A black and white image of the younger Maeve, with a severe fringe and long bob, in school uniform that includes a white blouse and striped tie. She is looking out under her fringe with a critical gaze at something off screen.

Culture Club: Watching MAEVE by Pat Murphy, John Davies and Robert Smith

Selina Robertson Writing

By Christine Molloy. Because the film is a miracle. I found myself seeing myself in the character of Maeve, even more so the second time round. As an Irish woman who came of age in the 80s, this is a very powerful thing. Maeve is the only cinematic version of the young woman I was, growing up in the overwhelmingly oppressive bad old days of holy Catholic 1980s Ireland.

The image is from the film Censor. It shows a white woman with dark hair, wearing a white ruched dress. She appears to be standing in the woods at night, and she is spattered with bright red fake blood.

Culture Club: Watching Prano Bailey-Bond’s CENSOR

Selina Robertson Writing

By Anahit Behrooz. Prano Bailey-Bond’s video nasty-inspired horror Censor is about many things. But it is also, utterly and irrefutably, about grief, and the absurdity of seeking or even entertaining closure after life-altering loss.

Kangyu Garam, who has short copper hair and glasses, and is wrapped in a scarf that covers the lower half of her face, shooting with a digital camera on a tripod.

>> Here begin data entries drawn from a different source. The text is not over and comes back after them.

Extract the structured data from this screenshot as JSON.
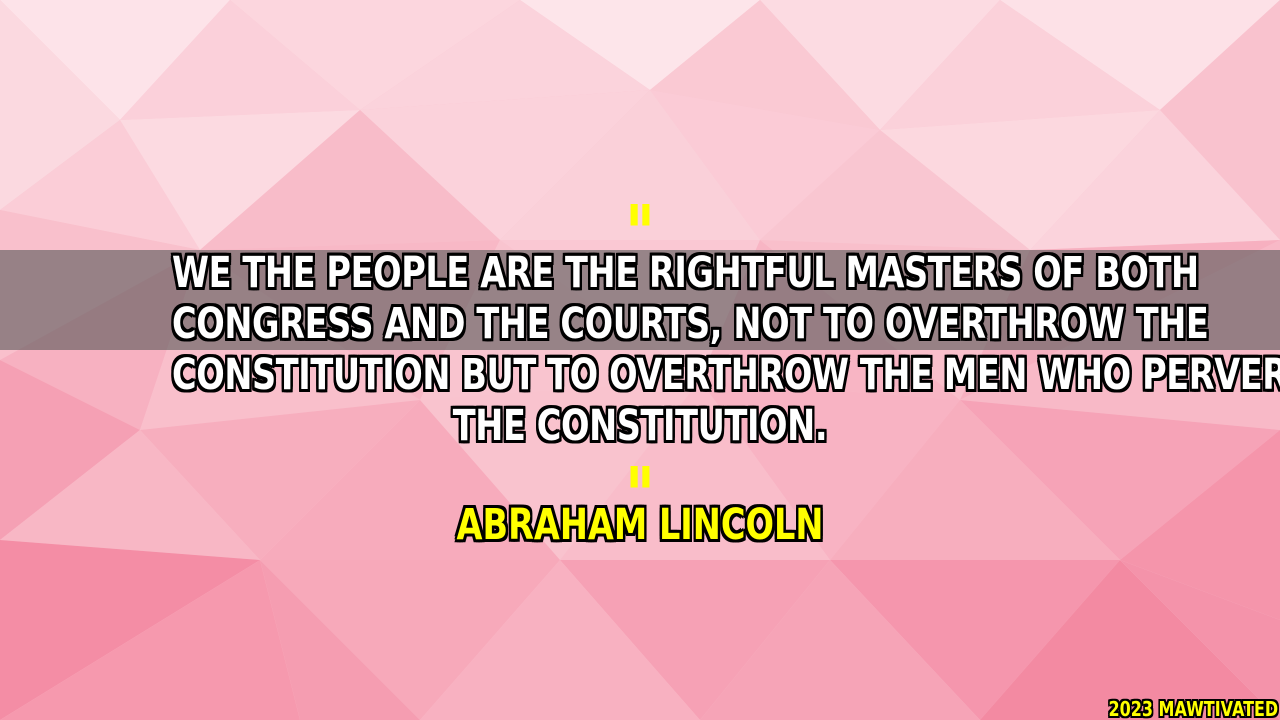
{
  "quote": {
    "open_mark": "\"",
    "lines": [
      "WE THE PEOPLE ARE THE RIGHTFUL MASTERS OF BOTH",
      "CONGRESS AND THE COURTS, NOT TO OVERTHROW THE",
      "CONSTITUTION BUT TO OVERTHROW THE MEN WHO PERVERT",
      "THE CONSTITUTION."
    ],
    "close_mark": "\""
  },
  "author": "ABRAHAM LINCOLN",
  "watermark": "2023 MAWTIVATED",
  "colors": {
    "background_light": "#fde0e6",
    "background_mid": "#f9b8c6",
    "background_deep": "#f48ca3",
    "band": "#5a5a5a",
    "quote_text": "#ffffff",
    "accent_yellow": "#ffff00",
    "outline": "#000000"
  }
}
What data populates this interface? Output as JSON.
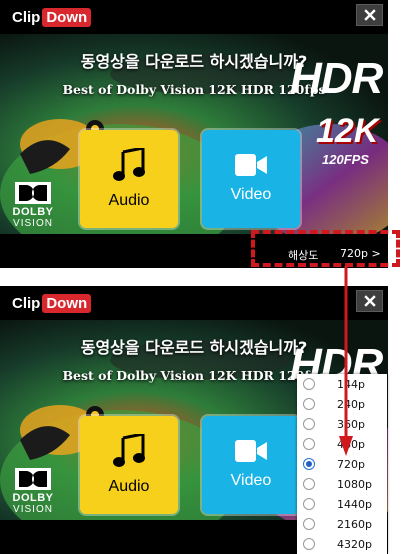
{
  "app": {
    "logo_clip": "Clip",
    "logo_down": "Down",
    "close_label": "close"
  },
  "dialog": {
    "question": "동영상을 다운로드 하시겠습니까?",
    "video_title": "Best of Dolby Vision 12K HDR 120fps",
    "audio_label": "Audio",
    "video_label": "Video"
  },
  "thumbnail": {
    "hdr": "HDR",
    "resolution_badge": "12K",
    "fps_badge": "120FPS",
    "dolby_word": "DOLBY",
    "dolby_sub": "VISION"
  },
  "resolution": {
    "label": "해상도",
    "value": "720p >"
  },
  "dropdown": {
    "selected_index": 4,
    "options": [
      "144p",
      "240p",
      "360p",
      "480p",
      "720p",
      "1080p",
      "1440p",
      "2160p",
      "4320p"
    ]
  },
  "colors": {
    "accent_red": "#d9272e",
    "audio_yellow": "#f6d01a",
    "video_blue": "#1ab3e6",
    "annotation_red": "#d0191f"
  },
  "icons": [
    "close-icon",
    "music-note-icon",
    "video-camera-icon",
    "dolby-logo-icon",
    "radio-icon"
  ]
}
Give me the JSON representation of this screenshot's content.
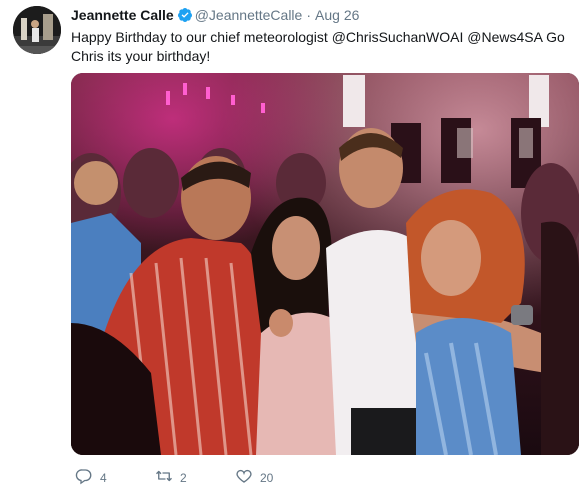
{
  "tweet": {
    "author_name": "Jeannette Calle",
    "handle": "@JeannetteCalle",
    "separator": "·",
    "date": "Aug 26",
    "text": "Happy Birthday to our chief meteorologist @ChrisSuchanWOAI @News4SA Go Chris its your birthday!"
  },
  "actions": {
    "reply_icon": "reply-icon",
    "reply_count": "4",
    "retweet_icon": "retweet-icon",
    "retweet_count": "2",
    "like_icon": "heart-icon",
    "like_count": "20"
  },
  "colors": {
    "text": "#14171a",
    "muted": "#657786",
    "verified": "#1da1f2"
  }
}
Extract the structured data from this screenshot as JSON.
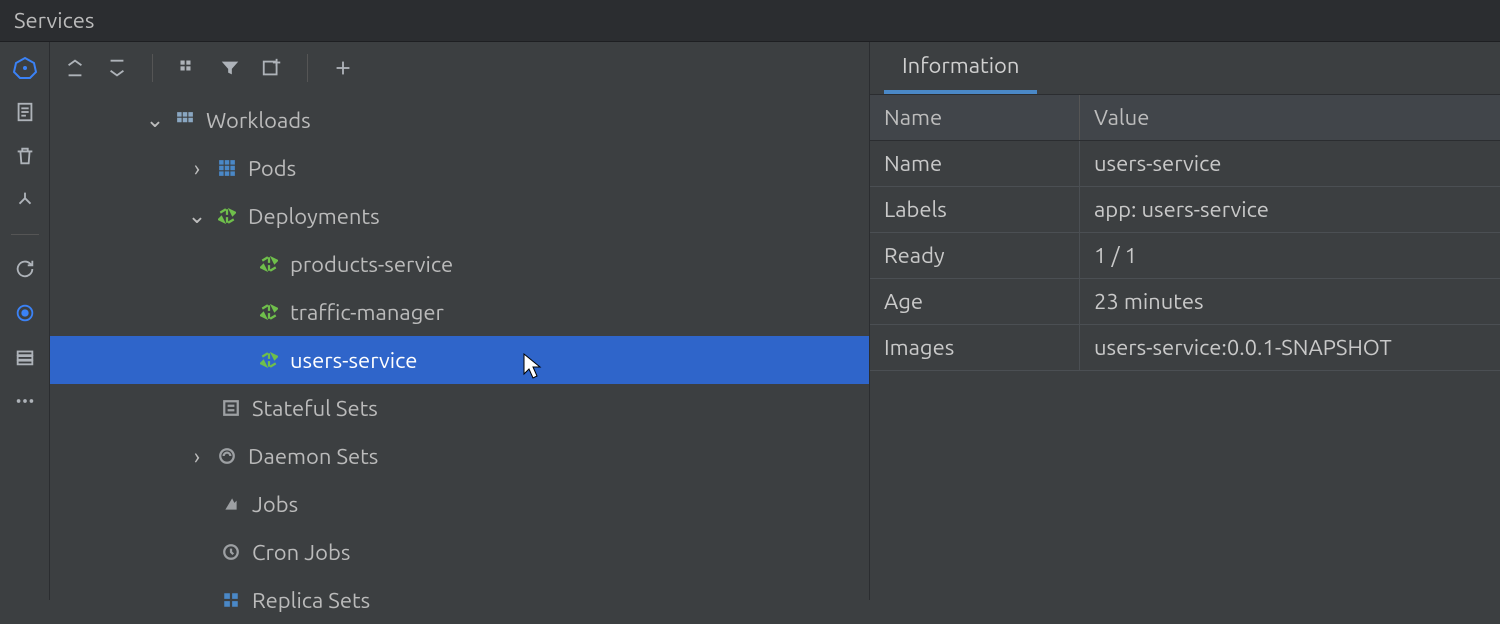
{
  "titlebar": "Services",
  "sidebar_icons": [
    "kubernetes",
    "document",
    "trash",
    "branch",
    "refresh",
    "target",
    "database",
    "more"
  ],
  "toolbar_icons": [
    "collapse-up",
    "collapse-down",
    "grid",
    "filter",
    "tab-add",
    "add"
  ],
  "tree": {
    "workloads": {
      "label": "Workloads",
      "children": {
        "pods": {
          "label": "Pods"
        },
        "deployments": {
          "label": "Deployments",
          "items": [
            {
              "label": "products-service"
            },
            {
              "label": "traffic-manager"
            },
            {
              "label": "users-service",
              "selected": true
            }
          ]
        },
        "stateful": {
          "label": "Stateful Sets"
        },
        "daemon": {
          "label": "Daemon Sets"
        },
        "jobs": {
          "label": "Jobs"
        },
        "cronjobs": {
          "label": "Cron Jobs"
        },
        "replicasets": {
          "label": "Replica Sets"
        }
      }
    }
  },
  "info": {
    "tab": "Information",
    "headers": {
      "name": "Name",
      "value": "Value"
    },
    "rows": [
      {
        "name": "Name",
        "value": "users-service"
      },
      {
        "name": "Labels",
        "value": "app: users-service"
      },
      {
        "name": "Ready",
        "value": "1 / 1"
      },
      {
        "name": "Age",
        "value": "23 minutes"
      },
      {
        "name": "Images",
        "value": "users-service:0.0.1-SNAPSHOT"
      }
    ]
  }
}
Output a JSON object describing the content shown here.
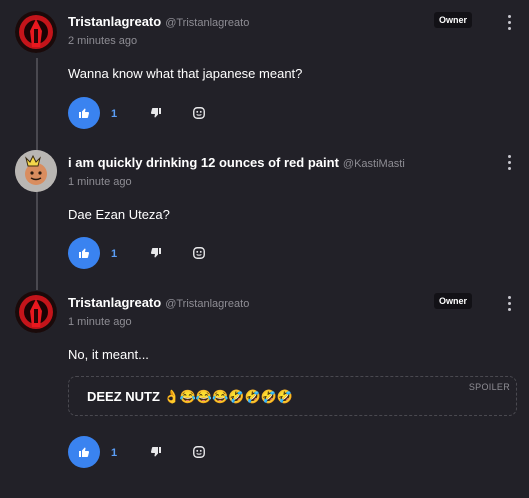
{
  "comments": [
    {
      "name": "Tristanlagreato",
      "handle": "@Tristanlagreato",
      "time": "2 minutes ago",
      "badge": "Owner",
      "text": "Wanna know what that japanese meant?",
      "likes": "1",
      "avatar_icon": "red-skull-avatar"
    },
    {
      "name": "i am quickly drinking 12 ounces of red paint",
      "handle": "@KastiMasti",
      "time": "1 minute ago",
      "text": "Dae Ezan Uteza?",
      "likes": "1",
      "avatar_icon": "cartoon-king-avatar"
    },
    {
      "name": "Tristanlagreato",
      "handle": "@Tristanlagreato",
      "time": "1 minute ago",
      "badge": "Owner",
      "text": "No, it meant...",
      "spoiler_label": "SPOILER",
      "spoiler_text": "DEEZ NUTZ 👌😂😂😂🤣🤣🤣🤣",
      "likes": "1",
      "avatar_icon": "red-skull-avatar"
    }
  ],
  "colors": {
    "background": "#222128",
    "accent": "#3a83f0",
    "like_count": "#5b9ef7",
    "muted": "#8e8d94"
  }
}
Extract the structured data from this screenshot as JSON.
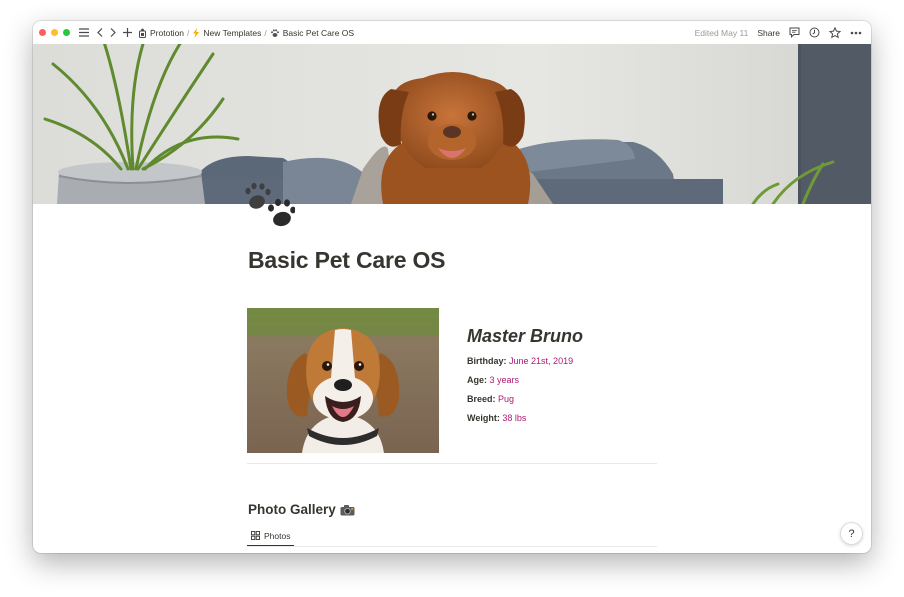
{
  "breadcrumb": [
    {
      "label": "Prototion"
    },
    {
      "label": "New Templates"
    },
    {
      "label": "Basic Pet Care OS"
    }
  ],
  "topbar": {
    "edited": "Edited May 11",
    "share_label": "Share"
  },
  "page": {
    "title": "Basic Pet Care OS",
    "icon": "paw-print-icon"
  },
  "pet": {
    "name": "Master Bruno",
    "details": [
      {
        "key": "Birthday:",
        "value": "June 21st, 2019"
      },
      {
        "key": "Age:",
        "value": "3 years"
      },
      {
        "key": "Breed:",
        "value": "Pug"
      },
      {
        "key": "Weight:",
        "value": "38 lbs"
      }
    ]
  },
  "gallery": {
    "title": "Photo Gallery",
    "tab_label": "Photos"
  },
  "help_label": "?",
  "colors": {
    "property_value": "#ad1a72",
    "text": "#37352f"
  }
}
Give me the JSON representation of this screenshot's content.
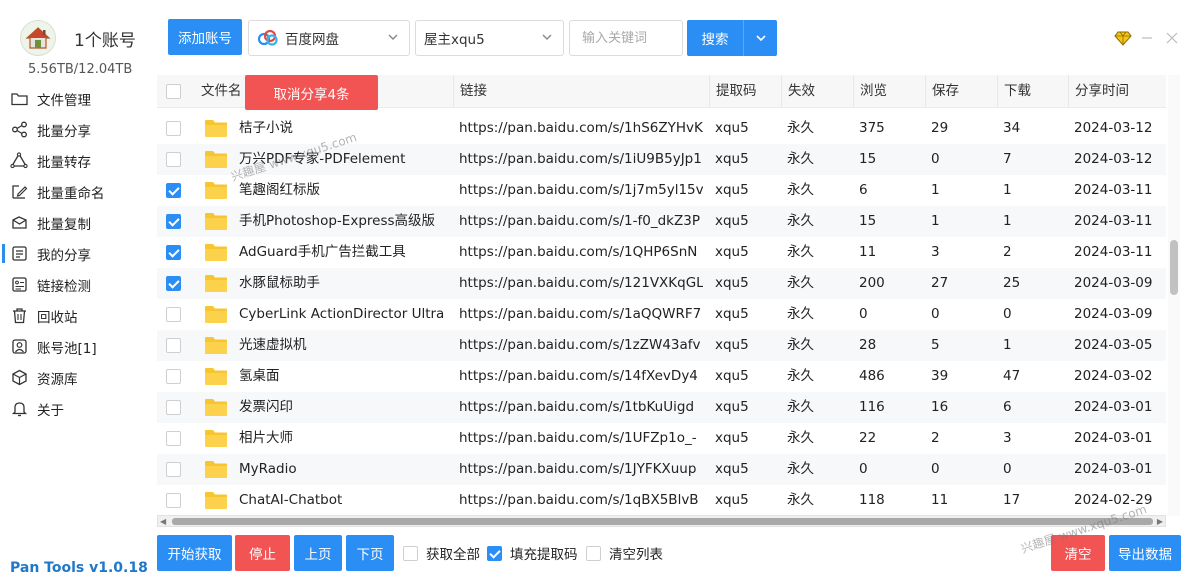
{
  "account": {
    "name": "1个账号",
    "storage": "5.56TB/12.04TB"
  },
  "sidebar": {
    "items": [
      {
        "label": "文件管理",
        "icon": "folder-icon"
      },
      {
        "label": "批量分享",
        "icon": "share-icon"
      },
      {
        "label": "批量转存",
        "icon": "transfer-icon"
      },
      {
        "label": "批量重命名",
        "icon": "rename-icon"
      },
      {
        "label": "批量复制",
        "icon": "copy-icon"
      },
      {
        "label": "我的分享",
        "icon": "my-share-icon"
      },
      {
        "label": "链接检测",
        "icon": "link-check-icon"
      },
      {
        "label": "回收站",
        "icon": "trash-icon"
      },
      {
        "label": "账号池[1]",
        "icon": "account-pool-icon"
      },
      {
        "label": "资源库",
        "icon": "cube-icon"
      },
      {
        "label": "关于",
        "icon": "bell-icon"
      }
    ],
    "active_index": 5
  },
  "version": "Pan Tools v1.0.18",
  "toolbar": {
    "add_account": "添加账号",
    "pan_select": "百度网盘",
    "user_select": "屋主xqu5",
    "search_placeholder": "输入关键词",
    "search_label": "搜索"
  },
  "table": {
    "headers": [
      "文件名",
      "链接",
      "提取码",
      "失效",
      "浏览",
      "保存",
      "下载",
      "分享时间"
    ],
    "cancel_share_label": "取消分享4条",
    "rows": [
      {
        "checked": false,
        "name": "桔子小说",
        "link": "https://pan.baidu.com/s/1hS6ZYHvK",
        "code": "xqu5",
        "expire": "永久",
        "views": "375",
        "saves": "29",
        "downloads": "34",
        "time": "2024-03-12"
      },
      {
        "checked": false,
        "name": "万兴PDF专家-PDFelement",
        "link": "https://pan.baidu.com/s/1iU9B5yJp1",
        "code": "xqu5",
        "expire": "永久",
        "views": "15",
        "saves": "0",
        "downloads": "7",
        "time": "2024-03-12"
      },
      {
        "checked": true,
        "name": "笔趣阁红标版",
        "link": "https://pan.baidu.com/s/1j7m5yl15v",
        "code": "xqu5",
        "expire": "永久",
        "views": "6",
        "saves": "1",
        "downloads": "1",
        "time": "2024-03-11"
      },
      {
        "checked": true,
        "name": "手机Photoshop-Express高级版",
        "link": "https://pan.baidu.com/s/1-f0_dkZ3P",
        "code": "xqu5",
        "expire": "永久",
        "views": "15",
        "saves": "1",
        "downloads": "1",
        "time": "2024-03-11"
      },
      {
        "checked": true,
        "name": "AdGuard手机广告拦截工具",
        "link": "https://pan.baidu.com/s/1QHP6SnN",
        "code": "xqu5",
        "expire": "永久",
        "views": "11",
        "saves": "3",
        "downloads": "2",
        "time": "2024-03-11"
      },
      {
        "checked": true,
        "name": "水豚鼠标助手",
        "link": "https://pan.baidu.com/s/121VXKqGL",
        "code": "xqu5",
        "expire": "永久",
        "views": "200",
        "saves": "27",
        "downloads": "25",
        "time": "2024-03-09"
      },
      {
        "checked": false,
        "name": "CyberLink ActionDirector Ultra",
        "link": "https://pan.baidu.com/s/1aQQWRF7",
        "code": "xqu5",
        "expire": "永久",
        "views": "0",
        "saves": "0",
        "downloads": "0",
        "time": "2024-03-09"
      },
      {
        "checked": false,
        "name": "光速虚拟机",
        "link": "https://pan.baidu.com/s/1zZW43afv",
        "code": "xqu5",
        "expire": "永久",
        "views": "28",
        "saves": "5",
        "downloads": "1",
        "time": "2024-03-05"
      },
      {
        "checked": false,
        "name": "氢桌面",
        "link": "https://pan.baidu.com/s/14fXevDy4",
        "code": "xqu5",
        "expire": "永久",
        "views": "486",
        "saves": "39",
        "downloads": "47",
        "time": "2024-03-02"
      },
      {
        "checked": false,
        "name": "发票闪印",
        "link": "https://pan.baidu.com/s/1tbKuUigd",
        "code": "xqu5",
        "expire": "永久",
        "views": "116",
        "saves": "16",
        "downloads": "6",
        "time": "2024-03-01"
      },
      {
        "checked": false,
        "name": "相片大师",
        "link": "https://pan.baidu.com/s/1UFZp1o_-",
        "code": "xqu5",
        "expire": "永久",
        "views": "22",
        "saves": "2",
        "downloads": "3",
        "time": "2024-03-01"
      },
      {
        "checked": false,
        "name": "MyRadio",
        "link": "https://pan.baidu.com/s/1JYFKXuup",
        "code": "xqu5",
        "expire": "永久",
        "views": "0",
        "saves": "0",
        "downloads": "0",
        "time": "2024-03-01"
      },
      {
        "checked": false,
        "name": "ChatAI-Chatbot",
        "link": "https://pan.baidu.com/s/1qBX5BlvB",
        "code": "xqu5",
        "expire": "永久",
        "views": "118",
        "saves": "11",
        "downloads": "17",
        "time": "2024-02-29"
      }
    ]
  },
  "bottom": {
    "start_label": "开始获取",
    "stop_label": "停止",
    "prev_label": "上页",
    "next_label": "下页",
    "fetch_all": {
      "label": "获取全部",
      "checked": false
    },
    "fill_code": {
      "label": "填充提取码",
      "checked": true
    },
    "clear_list": {
      "label": "清空列表",
      "checked": false
    },
    "clear_label": "清空",
    "export_label": "导出数据"
  },
  "watermarks": [
    "兴趣屋 www.xqu5.com",
    "兴趣屋 www.xqu5.com"
  ],
  "colors": {
    "primary": "#2a8ef5",
    "danger": "#f25353",
    "brand_text": "#1f78c8"
  }
}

Culture Club: Watching Kangyu Garam’s Documentaries

Selina Robertson Writing

By Ania Ostrowska.
I’m looking at the robust, although often critically snubbed, genre of feminist activist documentary, as seen in the work of one brilliant Korean documentarian, Kangyu Garam. High-octane feminist emotions guaranteed!

Culture Club: Programming PUMPING IRON II: THE WOMEN

Selina Robertson Writing

By Selina Robertson.
The idea for our Lesbian Camp: Yes It’s F**cking Political season started with a t-shirt. A blue t-shirt that had on its front a pink imprint of the Rio’s Pumping Iron II: The Women cinema programme flyer from 1986.

Lesbian Camp: Pumping Iron II: The Women by George Butler

Selina Robertson Writing

By Annette Kuhn. I observed that the all-female audience in the packed auditorium responded gleefully as one, talking back to the characters, cheering on the “goodies”, booing the “baddies”. Everyone seemed to be having a wonderful time.

The image is a colour screenshot from the film But I'm a Cheerleader. It shows a life-size model of a pale blue living room, with a false fireplace and false window. Two characters in pink dresses and grey aprons are pushing pale blue vacuum cleaners from opposite sides of the room. An older woman in a pink cardigan and skirt sits on the floor instructing them. Another character in pink sits sideways on a chair in the background.

Lesbian Camp: But I’m a Cheerleader by Jamie Babbit

Selina Robertson Writing

By Clara Bradbury-Rance. Jamie Babbit’s characters have a habit of wreaking as much as havoc as possible, romantically or otherwise, in the cisheteropatriarchy. This politics is profound but it’s also pink, personal, parodic and it pops.